BRIEF: Below is a set of records. Please retype every one exactly.

[Component data from apps and pages]
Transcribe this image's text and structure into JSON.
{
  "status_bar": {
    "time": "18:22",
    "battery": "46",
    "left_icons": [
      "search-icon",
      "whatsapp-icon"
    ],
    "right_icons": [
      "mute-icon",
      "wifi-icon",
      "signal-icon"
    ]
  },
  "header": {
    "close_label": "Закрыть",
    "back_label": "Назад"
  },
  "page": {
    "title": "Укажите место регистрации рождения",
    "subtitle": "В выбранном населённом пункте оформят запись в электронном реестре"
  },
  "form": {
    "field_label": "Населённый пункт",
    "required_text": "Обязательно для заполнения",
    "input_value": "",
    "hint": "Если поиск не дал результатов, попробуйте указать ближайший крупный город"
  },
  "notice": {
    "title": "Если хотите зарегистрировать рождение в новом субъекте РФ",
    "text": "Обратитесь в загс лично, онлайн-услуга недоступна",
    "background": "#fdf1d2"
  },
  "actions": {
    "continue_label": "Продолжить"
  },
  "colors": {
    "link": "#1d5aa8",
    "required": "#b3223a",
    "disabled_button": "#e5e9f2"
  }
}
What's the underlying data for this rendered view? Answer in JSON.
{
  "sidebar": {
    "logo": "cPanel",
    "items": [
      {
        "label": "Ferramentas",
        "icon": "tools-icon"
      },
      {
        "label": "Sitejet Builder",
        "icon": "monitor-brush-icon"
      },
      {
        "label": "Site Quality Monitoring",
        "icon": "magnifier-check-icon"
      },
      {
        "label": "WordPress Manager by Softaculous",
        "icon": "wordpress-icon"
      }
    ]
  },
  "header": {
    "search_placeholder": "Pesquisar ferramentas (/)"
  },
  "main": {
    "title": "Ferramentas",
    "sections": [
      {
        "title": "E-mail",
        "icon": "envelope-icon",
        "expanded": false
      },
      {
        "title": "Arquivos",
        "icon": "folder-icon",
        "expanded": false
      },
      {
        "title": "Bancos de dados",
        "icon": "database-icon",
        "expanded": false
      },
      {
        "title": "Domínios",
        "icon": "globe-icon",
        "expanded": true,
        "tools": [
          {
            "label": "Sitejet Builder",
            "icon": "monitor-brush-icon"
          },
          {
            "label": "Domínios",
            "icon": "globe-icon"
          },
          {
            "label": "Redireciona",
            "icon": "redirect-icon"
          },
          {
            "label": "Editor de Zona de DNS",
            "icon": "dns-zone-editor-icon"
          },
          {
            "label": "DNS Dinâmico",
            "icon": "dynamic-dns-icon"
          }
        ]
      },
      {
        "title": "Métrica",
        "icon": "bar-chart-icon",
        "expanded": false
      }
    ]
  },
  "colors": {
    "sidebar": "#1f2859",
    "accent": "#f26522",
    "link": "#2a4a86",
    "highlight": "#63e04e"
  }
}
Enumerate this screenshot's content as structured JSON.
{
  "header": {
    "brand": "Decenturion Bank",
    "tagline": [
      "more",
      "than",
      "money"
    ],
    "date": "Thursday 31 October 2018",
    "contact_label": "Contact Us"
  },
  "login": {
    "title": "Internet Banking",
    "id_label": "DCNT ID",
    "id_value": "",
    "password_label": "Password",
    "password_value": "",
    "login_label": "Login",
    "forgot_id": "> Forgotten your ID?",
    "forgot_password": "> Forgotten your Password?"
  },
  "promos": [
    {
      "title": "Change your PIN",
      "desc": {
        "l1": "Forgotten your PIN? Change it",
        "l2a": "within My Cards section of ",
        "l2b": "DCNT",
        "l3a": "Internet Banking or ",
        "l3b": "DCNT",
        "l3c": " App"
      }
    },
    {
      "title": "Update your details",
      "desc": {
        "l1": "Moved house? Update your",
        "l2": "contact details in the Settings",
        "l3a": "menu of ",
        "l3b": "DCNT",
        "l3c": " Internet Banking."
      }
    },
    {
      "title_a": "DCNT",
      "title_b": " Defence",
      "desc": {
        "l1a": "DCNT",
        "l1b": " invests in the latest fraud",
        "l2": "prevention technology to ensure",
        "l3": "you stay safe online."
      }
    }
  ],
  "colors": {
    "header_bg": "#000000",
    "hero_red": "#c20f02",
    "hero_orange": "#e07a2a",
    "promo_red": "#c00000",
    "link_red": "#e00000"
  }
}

OUTPUT BELOW:
Transcribe this image's text and structure into JSON.
{
  "status_bar": {
    "time": "18:22",
    "battery": "46",
    "left_icons": [
      "search-icon",
      "whatsapp-icon"
    ],
    "right_icons": [
      "mute-icon",
      "wifi-icon",
      "signal-icon"
    ]
  },
  "header": {
    "close_label": "Закрыть",
    "back_label": "Назад"
  },
  "page": {
    "title": "Укажите место регистрации рождения",
    "subtitle": "В выбранном населённом пункте оформят запись в электронном реестре"
  },
  "form": {
    "field_label": "Населённый пункт",
    "required_text": "Обязательно для заполнения",
    "input_value": "",
    "hint": "Если поиск не дал результатов, попробуйте указать ближайший крупный город"
  },
  "notice": {
    "title": "Если хотите зарегистрировать рождение в новом субъекте РФ",
    "text": "Обратитесь в загс лично, онлайн-услуга недоступна",
    "background": "#fdf1d2"
  },
  "actions": {
    "continue_label": "Продолжить"
  },
  "colors": {
    "link": "#1d5aa8",
    "required": "#b3223a",
    "disabled_button": "#e5e9f2"
  }
}
What's the underlying data for this rendered view? Answer in JSON.
{
  "sidebar": {
    "logo": "cPanel",
    "items": [
      {
        "label": "Ferramentas",
        "icon": "tools-icon"
      },
      {
        "label": "Sitejet Builder",
        "icon": "monitor-brush-icon"
      },
      {
        "label": "Site Quality Monitoring",
        "icon": "magnifier-check-icon"
      },
      {
        "label": "WordPress Manager by Softaculous",
        "icon": "wordpress-icon"
      }
    ]
  },
  "header": {
    "search_placeholder": "Pesquisar ferramentas (/)"
  },
  "main": {
    "title": "Ferramentas",
    "sections": [
      {
        "title": "E-mail",
        "icon": "envelope-icon",
        "expanded": false
      },
      {
        "title": "Arquivos",
        "icon": "folder-icon",
        "expanded": false
      },
      {
        "title": "Bancos de dados",
        "icon": "database-icon",
        "expanded": false
      },
      {
        "title": "Domínios",
        "icon": "globe-icon",
        "expanded": true,
        "tools": [
          {
            "label": "Sitejet Builder",
            "icon": "monitor-brush-icon"
          },
          {
            "label": "Domínios",
            "icon": "globe-icon"
          },
          {
            "label": "Redireciona",
            "icon": "redirect-icon"
          },
          {
            "label": "Editor de Zona de DNS",
            "icon": "dns-zone-editor-icon"
          },
          {
            "label": "DNS Dinâmico",
            "icon": "dynamic-dns-icon"
          }
        ]
      },
      {
        "title": "Métrica",
        "icon": "bar-chart-icon",
        "expanded": false
      }
    ]
  },
  "colors": {
    "sidebar": "#1f2859",
    "accent": "#f26522",
    "link": "#2a4a86",
    "highlight": "#63e04e"
  }
}
Enumerate this screenshot's content as structured JSON.
{
  "header": {
    "brand": "Decenturion Bank",
    "tagline": [
      "more",
      "than",
      "money"
    ],
    "date": "Thursday 31 October 2018",
    "contact_label": "Contact Us"
  },
  "login": {
    "title": "Internet Banking",
    "id_label": "DCNT ID",
    "id_value": "",
    "password_label": "Password",
    "password_value": "",
    "login_label": "Login",
    "forgot_id": "> Forgotten your ID?",
    "forgot_password": "> Forgotten your Password?"
  },
  "promos": [
    {
      "title": "Change your PIN",
      "desc": {
        "l1": "Forgotten your PIN? Change it",
        "l2a": "within My Cards section of ",
        "l2b": "DCNT",
        "l3a": "Internet Banking or ",
        "l3b": "DCNT",
        "l3c": " App"
      }
    },
    {
      "title": "Update your details",
      "desc": {
        "l1": "Moved house? Update your",
        "l2": "contact details in the Settings",
        "l3a": "menu of ",
        "l3b": "DCNT",
        "l3c": " Internet Banking."
      }
    },
    {
      "title_a": "DCNT",
      "title_b": " Defence",
      "desc": {
        "l1a": "DCNT",
        "l1b": " invests in the latest fraud",
        "l2": "prevention technology to ensure",
        "l3": "you stay safe online."
      }
    }
  ],
  "colors": {
    "header_bg": "#000000",
    "hero_red": "#c20f02",
    "hero_orange": "#e07a2a",
    "promo_red": "#c00000",
    "link_red": "#e00000"
  }
}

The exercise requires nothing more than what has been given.